> _The task_:
Reproduce each record below exactly as written.

> _Provided records_:
--- --- ---
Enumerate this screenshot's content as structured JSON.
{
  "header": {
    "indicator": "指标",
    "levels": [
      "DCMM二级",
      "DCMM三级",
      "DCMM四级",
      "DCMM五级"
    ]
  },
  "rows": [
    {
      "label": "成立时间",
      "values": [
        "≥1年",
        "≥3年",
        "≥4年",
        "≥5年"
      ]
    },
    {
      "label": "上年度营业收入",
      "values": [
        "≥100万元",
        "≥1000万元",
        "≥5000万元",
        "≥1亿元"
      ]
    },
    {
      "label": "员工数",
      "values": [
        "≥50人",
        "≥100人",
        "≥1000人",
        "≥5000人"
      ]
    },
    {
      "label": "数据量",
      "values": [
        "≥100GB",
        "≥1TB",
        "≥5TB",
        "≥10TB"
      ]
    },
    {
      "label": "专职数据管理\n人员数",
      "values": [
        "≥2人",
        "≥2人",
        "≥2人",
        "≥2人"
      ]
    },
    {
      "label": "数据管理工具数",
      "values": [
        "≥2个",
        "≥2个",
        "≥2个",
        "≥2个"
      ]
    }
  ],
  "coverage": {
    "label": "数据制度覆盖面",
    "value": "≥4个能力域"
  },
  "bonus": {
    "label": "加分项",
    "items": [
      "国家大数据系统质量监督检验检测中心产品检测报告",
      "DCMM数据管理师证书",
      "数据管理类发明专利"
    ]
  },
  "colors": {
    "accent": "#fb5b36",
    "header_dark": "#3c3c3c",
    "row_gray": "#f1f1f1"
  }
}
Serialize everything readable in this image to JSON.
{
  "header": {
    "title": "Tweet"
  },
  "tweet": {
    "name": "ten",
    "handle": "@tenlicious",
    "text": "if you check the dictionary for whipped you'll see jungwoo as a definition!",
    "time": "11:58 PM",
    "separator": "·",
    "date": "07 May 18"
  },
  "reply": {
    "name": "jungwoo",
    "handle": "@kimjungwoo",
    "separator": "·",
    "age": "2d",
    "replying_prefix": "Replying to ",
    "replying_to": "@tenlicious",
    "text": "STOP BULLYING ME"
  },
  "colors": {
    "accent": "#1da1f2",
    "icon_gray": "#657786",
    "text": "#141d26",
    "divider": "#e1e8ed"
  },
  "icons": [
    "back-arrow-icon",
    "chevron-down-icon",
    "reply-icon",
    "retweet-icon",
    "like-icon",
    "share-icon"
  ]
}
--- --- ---
> _Response to this exercise_:
Enumerate this screenshot's content as structured JSON.
{
  "header": {
    "indicator": "指标",
    "levels": [
      "DCMM二级",
      "DCMM三级",
      "DCMM四级",
      "DCMM五级"
    ]
  },
  "rows": [
    {
      "label": "成立时间",
      "values": [
        "≥1年",
        "≥3年",
        "≥4年",
        "≥5年"
      ]
    },
    {
      "label": "上年度营业收入",
      "values": [
        "≥100万元",
        "≥1000万元",
        "≥5000万元",
        "≥1亿元"
      ]
    },
    {
      "label": "员工数",
      "values": [
        "≥50人",
        "≥100人",
        "≥1000人",
        "≥5000人"
      ]
    },
    {
      "label": "数据量",
      "values": [
        "≥100GB",
        "≥1TB",
        "≥5TB",
        "≥10TB"
      ]
    },
    {
      "label": "专职数据管理\n人员数",
      "values": [
        "≥2人",
        "≥2人",
        "≥2人",
        "≥2人"
      ]
    },
    {
      "label": "数据管理工具数",
      "values": [
        "≥2个",
        "≥2个",
        "≥2个",
        "≥2个"
      ]
    }
  ],
  "coverage": {
    "label": "数据制度覆盖面",
    "value": "≥4个能力域"
  },
  "bonus": {
    "label": "加分项",
    "items": [
      "国家大数据系统质量监督检验检测中心产品检测报告",
      "DCMM数据管理师证书",
      "数据管理类发明专利"
    ]
  },
  "colors": {
    "accent": "#fb5b36",
    "header_dark": "#3c3c3c",
    "row_gray": "#f1f1f1"
  }
}
Serialize everything readable in this image to JSON.
{
  "header": {
    "title": "Tweet"
  },
  "tweet": {
    "name": "ten",
    "handle": "@tenlicious",
    "text": "if you check the dictionary for whipped you'll see jungwoo as a definition!",
    "time": "11:58 PM",
    "separator": "·",
    "date": "07 May 18"
  },
  "reply": {
    "name": "jungwoo",
    "handle": "@kimjungwoo",
    "separator": "·",
    "age": "2d",
    "replying_prefix": "Replying to ",
    "replying_to": "@tenlicious",
    "text": "STOP BULLYING ME"
  },
  "colors": {
    "accent": "#1da1f2",
    "icon_gray": "#657786",
    "text": "#141d26",
    "divider": "#e1e8ed"
  },
  "icons": [
    "back-arrow-icon",
    "chevron-down-icon",
    "reply-icon",
    "retweet-icon",
    "like-icon",
    "share-icon"
  ]
}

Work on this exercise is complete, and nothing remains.